“Like 6 o’clock in the morning, because I want to be back,” Mejia recalled about his early-morning sessions under the guidance of pitching coach Benjamin Marte and trainer Antonio Sosa.Adam Rubin
Jenrry Mejia's fifth minor league start will come with Triple-A Buffalo on Wednesday.
By the time he arrived in spring training, Mejia was so eager to throw full bullpen sessions, Mets officials had to advise him to slow down and not do too much, too soon.
“They said, ‘Easy. You don’t have a complete year (since surgery),’” Mejia said.
Mejia, 22, nonetheless appears on the fast track back to the majors, with all signs pointing toward a bullpen role with the Mets during the second half of the season -- if not sooner.
“That’s exactly where he should be,” said a scout who watched Mejia’s last minor league appearance, referring to the bullpen.
On Wednesday, Mejia will make his fifth minor league start since returning, this time with Triple-A Buffalo. He previously made two starts apiece with Class A St. Lucie and Double-A Binghamton.
The current starting assignments are designed to guarantee Mejia a consistent workload and allow him to sharpen his curveball and changeup rather than simply focus on his fastball, which has a cutting action that bedevils hitters.
Terry Collins already has stated Mejia is expected to contribute in the Mets’ bullpen in 2012. And Sandy Alderson has differentiated Mejia from fellow prospects Matt Harvey, Jeurys Familia and Zack Wheeler. That trio will develop at their own paces and not be forced into the Mets’ bullpen. In Mejia’s case, though, the needs of the organization will play a major factor in determining the role.
Right-hander Jenrry Mejia has made four starts since Tommy John surgery.
“He has a little more experience,” Alderson said, separating Mejia from the other highly regarded arms. “He’s coming off an injury. He’s pitched at the major league level before. And if we were to move him to the bullpen, in that scenario, we think he can help us perhaps in a way the other guys are not ticketed for.”

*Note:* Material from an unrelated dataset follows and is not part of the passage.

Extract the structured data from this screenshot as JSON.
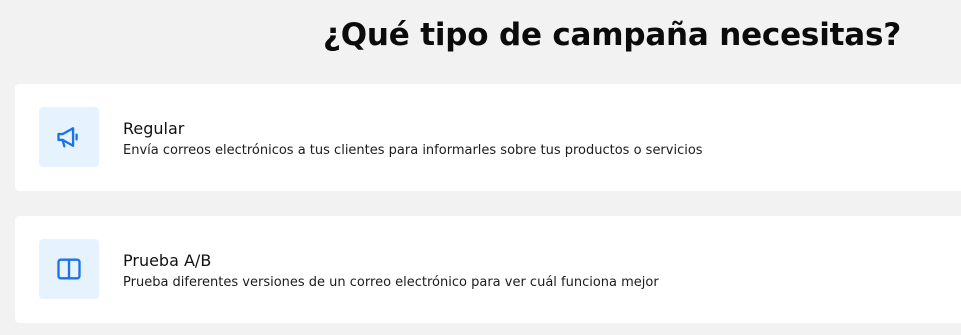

When talking about Mejia during spring training, Paul DePodesta cited the Rangers’ model of introducing high-profile pitchers to the majors in relief, with the option to start available down the road. Nefatali Feliz worked in Texas’ bullpen from 2009 through last season before stepping into the rotation. Alexi Ogando broke into the majors two years ago as a reliever, stepped into the rotation last year, and now is back in the pen.
“That’s something we’d consider in the right case,” Alderson said.
A scout who watched Mejia’s last outing with Binghamton noted Mejia’s arm strength is not fully back yet. Mejia’s fastball ranged from 90-94 mph. His breaking ball was “inconsistent.” The scout added that Mejia needs to speed up his delivery time to the plate before he reaches the majors or runners will have a field day with his “very slow” time.
Mejia was rushed to the majors in 2010 out of spring training as Omar Minaya and Jerry Manuel tried to preserve their jobs. Now, though, Mejia is two years older and that same decision wouldn’t be viewed as forced.
“I don’t care,” Mejia said. “The only thing I have to do is my job, keep concentration, never put my head down. Reliever, starter, anywhere, I have to do my job.”